Exercise is the most common New Year’s resolution for humans and there is no reason why it can’t be for your pet too! Indoor games can keep your pet active while giving them some quality one on one time. For dogs, try some new toys like a rope to play tug with. Fetch is also a great game to play indoors with small stuffed animals. To increase the activity level try tossing the toy up stairs (make sure the stairs have carpeting or a runner to prevent slipping). If your dog likes to chase, try attaching a stuffed animal to the end of a rope. Even though going outside is difficult this time of year, indoor open areas work well too. For cats try to mix up their toys and introduce some feathery or fur-like toys on “fishing poles” that will encourage stalking, leaping and pouncing- especially right before mealtime when your cat is hungry. Interactive toys are enjoyed by both dogs and cats especially ones that dispense treats!
Here are some tips for how the make the trip easier for you and your cat:
- Choose a cat carrier with a top that easily opens or lifts off.
- Keep the carrier out in the open in a safe place so your cat can adjust to going in and out. Throw treats inside from time to time to give your cat a treat for going in.
- Feed your cat inside the carrier.
- When your cat looks comfortable, start taking him or her on a tour of the house. When that feels good, start with short trips in the car.
- Make the trip as rewarding as possible. Offer treats and calming language. Keep the loud music and sharp turns to a minimum, especially during the first few trips.
- When you make your trip to our hospital bring along a favorite toy and/or a blanket with familiar smells.
- Most important: keep your cool! Cats can sense our emotions, if you’re calm, it will help them feel better, too.

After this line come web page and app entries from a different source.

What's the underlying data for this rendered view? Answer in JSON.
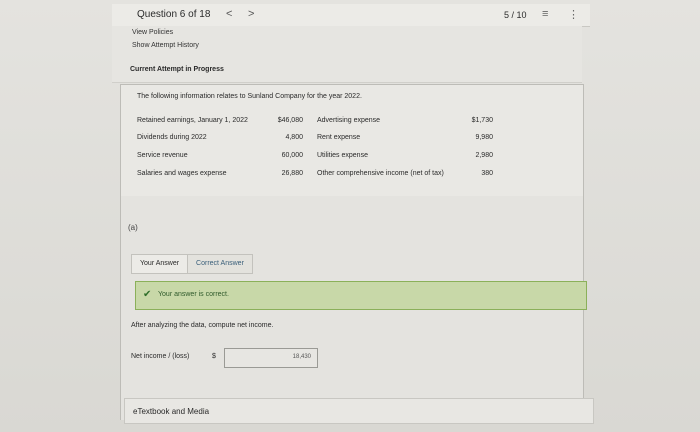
{
  "header": {
    "question_label": "Question 6 of 18",
    "prev_symbol": "<",
    "next_symbol": ">",
    "page_info": "5 / 10",
    "list_icon": "list-icon",
    "more_icon": "more-icon"
  },
  "links": {
    "view_policies": "View Policies",
    "show_history": "Show Attempt History",
    "current_attempt": "Current Attempt in Progress"
  },
  "question": {
    "intro": "The following information relates to Sunland Company for the year 2022.",
    "left_rows": [
      {
        "label": "Retained earnings, January 1, 2022",
        "value": "$46,080"
      },
      {
        "label": "Dividends during 2022",
        "value": "4,800"
      },
      {
        "label": "Service revenue",
        "value": "60,000"
      },
      {
        "label": "Salaries and wages expense",
        "value": "26,880"
      }
    ],
    "right_rows": [
      {
        "label": "Advertising expense",
        "value": "$1,730"
      },
      {
        "label": "Rent expense",
        "value": "9,980"
      },
      {
        "label": "Utilities expense",
        "value": "2,980"
      },
      {
        "label": "Other comprehensive income (net of tax)",
        "value": "380"
      }
    ]
  },
  "part": {
    "label": "(a)",
    "tab_your": "Your Answer",
    "tab_correct": "Correct Answer",
    "correct_msg": "Your answer is correct.",
    "prompt": "After analyzing the data, compute net income.",
    "ni_label": "Net income / (loss)",
    "dollar": "$",
    "ni_value": "18,430"
  },
  "footer": {
    "etext": "eTextbook and Media"
  },
  "colors": {
    "success_bg": "#c8d8a8",
    "success_border": "#8bb05a",
    "check": "#2f6f2a"
  }
}
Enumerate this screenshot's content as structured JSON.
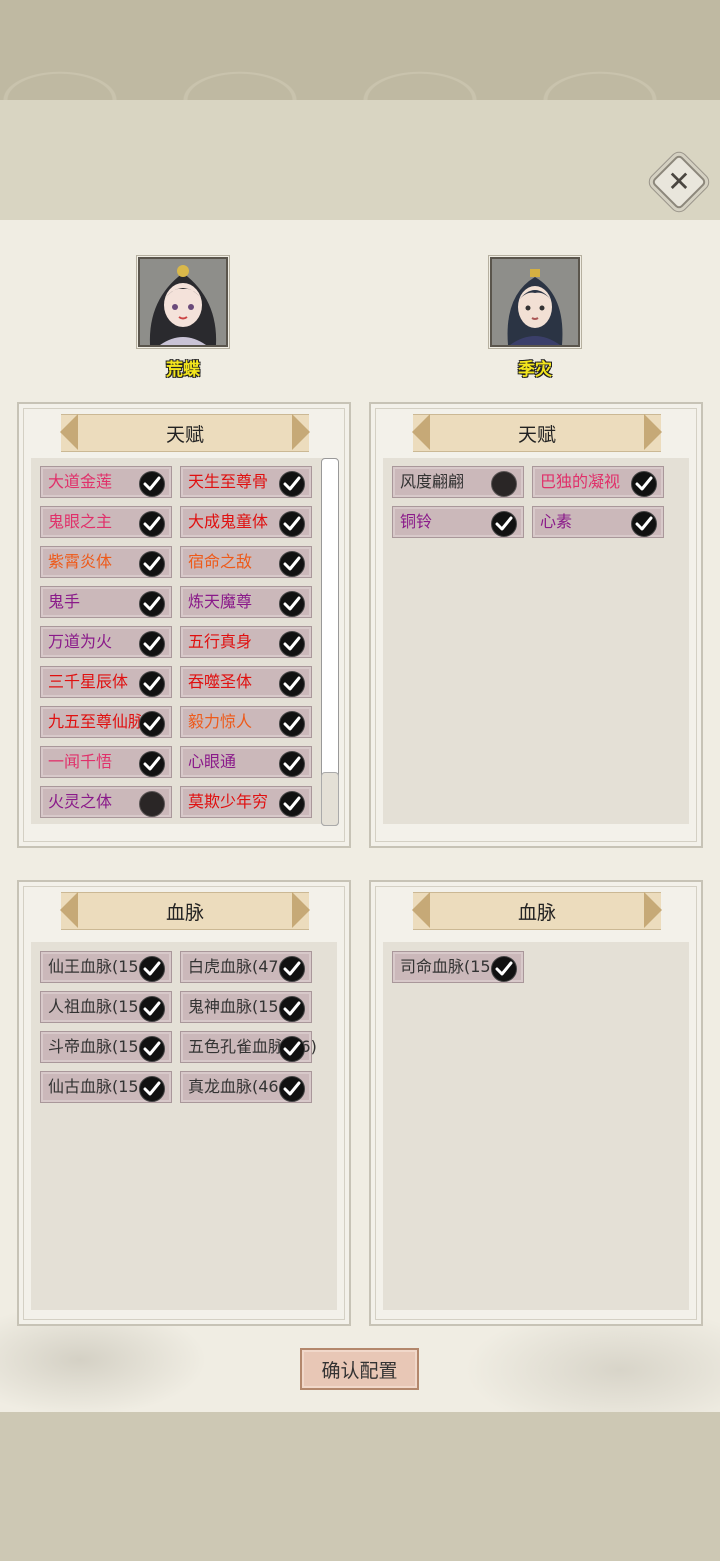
{
  "characters": [
    {
      "name": "荒蝶"
    },
    {
      "name": "季灾"
    }
  ],
  "left": {
    "talent_title": "天赋",
    "talents": [
      {
        "label": "大道金莲",
        "color": "#e0306a",
        "checked": true
      },
      {
        "label": "天生至尊骨",
        "color": "#e01010",
        "checked": true
      },
      {
        "label": "鬼眼之主",
        "color": "#e0306a",
        "checked": true
      },
      {
        "label": "大成鬼童体",
        "color": "#e01010",
        "checked": true
      },
      {
        "label": "紫霄炎体",
        "color": "#ee5a1a",
        "checked": true
      },
      {
        "label": "宿命之敌",
        "color": "#ee5a1a",
        "checked": true
      },
      {
        "label": "鬼手",
        "color": "#8a1a8a",
        "checked": true
      },
      {
        "label": "炼天魔尊",
        "color": "#8a1a8a",
        "checked": true
      },
      {
        "label": "万道为火",
        "color": "#8a1a8a",
        "checked": true
      },
      {
        "label": "五行真身",
        "color": "#e01010",
        "checked": true
      },
      {
        "label": "三千星辰体",
        "color": "#e01010",
        "checked": true
      },
      {
        "label": "吞噬圣体",
        "color": "#e01010",
        "checked": true
      },
      {
        "label": "九五至尊仙脉",
        "color": "#e01010",
        "checked": true
      },
      {
        "label": "毅力惊人",
        "color": "#ee5a1a",
        "checked": true
      },
      {
        "label": "一闻千悟",
        "color": "#e0306a",
        "checked": true
      },
      {
        "label": "心眼通",
        "color": "#8a1a8a",
        "checked": true
      },
      {
        "label": "火灵之体",
        "color": "#8a1a8a",
        "checked": false
      },
      {
        "label": "莫欺少年穷",
        "color": "#e01010",
        "checked": true
      }
    ],
    "bloodline_title": "血脉",
    "bloodlines": [
      {
        "label": "仙王血脉(15",
        "checked": true
      },
      {
        "label": "白虎血脉(47",
        "checked": true
      },
      {
        "label": "人祖血脉(15",
        "checked": true
      },
      {
        "label": "鬼神血脉(15",
        "checked": true
      },
      {
        "label": "斗帝血脉(15",
        "checked": true
      },
      {
        "label": "五色孔雀血脉(46)",
        "checked": true
      },
      {
        "label": "仙古血脉(15",
        "checked": true
      },
      {
        "label": "真龙血脉(46",
        "checked": true
      }
    ]
  },
  "right": {
    "talent_title": "天赋",
    "talents": [
      {
        "label": "风度翩翩",
        "color": "#333333",
        "checked": false
      },
      {
        "label": "巴独的凝视",
        "color": "#e0306a",
        "checked": true
      },
      {
        "label": "铜铃",
        "color": "#8a1a8a",
        "checked": true
      },
      {
        "label": "心素",
        "color": "#8a1a8a",
        "checked": true
      }
    ],
    "bloodline_title": "血脉",
    "bloodlines": [
      {
        "label": "司命血脉(15",
        "checked": true
      }
    ]
  },
  "confirm_label": "确认配置",
  "colors": {
    "item_bg": "#cbb8ba",
    "ribbon_bg": "#ecdcbd",
    "name_color": "#f3e61d",
    "confirm_bg": "#e8c7b6"
  }
}
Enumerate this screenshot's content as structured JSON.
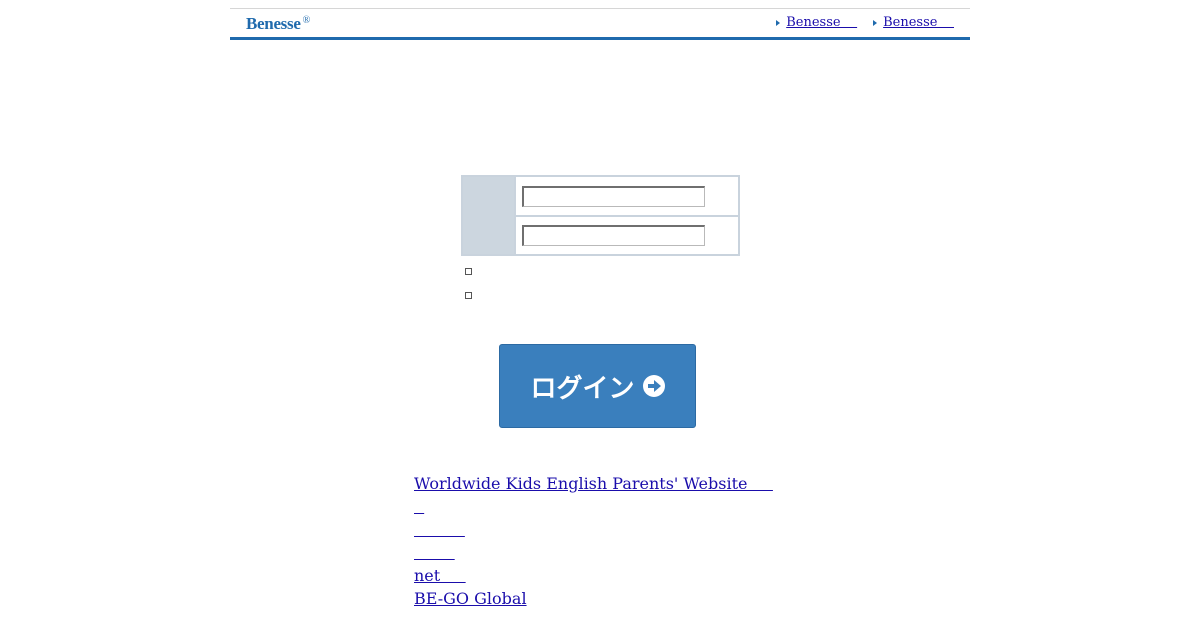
{
  "header": {
    "logo_text": "Benesse",
    "logo_mark": "®",
    "links": [
      {
        "label": "Benesse    ",
        "icon": "arrow-right-icon"
      },
      {
        "label": "Benesse    ",
        "icon": "arrow-right-icon"
      }
    ]
  },
  "login": {
    "user_value": "",
    "password_value": "",
    "button_label": "ログイン",
    "button_icon": "circle-arrow-right-icon"
  },
  "links": [
    "Worldwide Kids English Parents' Website     ",
    "  ",
    "          ",
    "        ",
    "net     ",
    "BE-GO Global"
  ],
  "colors": {
    "brand": "#1f6aad",
    "button": "#3a7fbd",
    "table_label_bg": "#ccd6df",
    "link": "#1a0dab"
  }
}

Abandoned at just a few months of age Fiona has found her forever home. Technician Jen Mengle opened her heart up to this special girl. Fiona was positive for Feline Leukemia so Jen was unable to open up her home as well. Other than some ophthalmic issues Fiona has been healthy and happy. Fiona thanks everyone at Winding Hill Veterinary Clinic (most especially Jen), Dr. Low at the York Emergency and Referral Center and Jessica Gates and family for the forever home.
It’s getting cold in Mechanicsburg! Don’t leave dogs outdoors when the temperature drops. Most dogs, and all cats, are safer indoors, except when taken out for exercise. Regardless of the season, shorthaired, very young, or old dogs and all cats should never be left outside without supervision. Short-coated dogs may feel more comfortable wearing a sweater during walks.
Certain foods can be highly toxic for dogs and cats. In some cases they can actually lead to death. The following foods may be dangerous to your pet: •Alcoholic beverages •Apple seeds •Apricot pits •Avocados •Cherry pits •Candy (particularly chocolate—which is toxic to dogs, cats, and ferrets—and any candy containing the toxic sweetener Xylitol) •Coffee (grounds, beans, and chocolate-covered espresso beans) •Garlic •Grapes •Gum (can cause blockages and sugar free gums may contain the toxic sweetener Xylitol) •Hops (used in home beer brewing) •Macadamia nuts •Moldy foods •Mushroom plants •Mustard seeds •Onions and onion powder •Peach pits •Potato leaves and stems (green parts) •Raisins •Rhubarb leaves •Salt •Tea (because it contains caffeine) •Tomato leaves and stems (green parts) •Walnuts •Xylitol (artificial sweetener that is toxic to pets) •Yeast dough
Last day of school in Mechanicsburg and the teachers are cleaning out their rooms when a box with six kittens ~3-4 weeks of age were found in the dumpster. A day later and the result would likely have been tragic. This litttle guy came in for an exam with us – in the teacher’s bookbin, Adorable! All six were adopted by teachers or staff!